**Problem details**
Count the lines below that contain the word "What", and state only that number.

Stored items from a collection
-- Opening Marker --

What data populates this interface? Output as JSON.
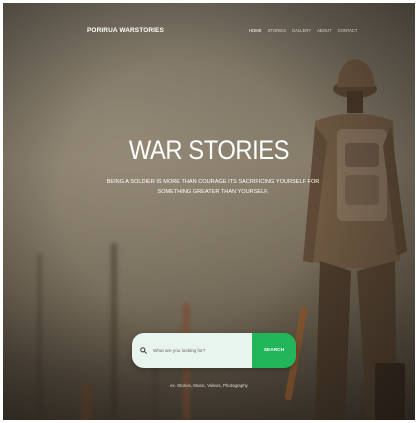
{
  "nav": {
    "brand": "PORIRUA WARSTORIES",
    "items": [
      {
        "label": "HOME",
        "active": true
      },
      {
        "label": "STORIES",
        "active": false
      },
      {
        "label": "GALLERY",
        "active": false
      },
      {
        "label": "ABOUT",
        "active": false
      },
      {
        "label": "CONTACT",
        "active": false
      }
    ]
  },
  "hero": {
    "title": "WAR STORIES",
    "subtitle": "BEING A SOLDIER IS MORE THAN COURAGE ITS SACRIFICING YOURSELF FOR SOMETHING GREATER THAN YOURSELF."
  },
  "search": {
    "placeholder": "What are you looking for?",
    "value": "",
    "button_label": "SEARCH",
    "icon": "search-icon",
    "tags_text": "ex. Stories, Music, Videos, Photography"
  },
  "colors": {
    "accent": "#21b65a",
    "search_field_bg": "#e8f5ee"
  }
}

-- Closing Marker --

**Response**
2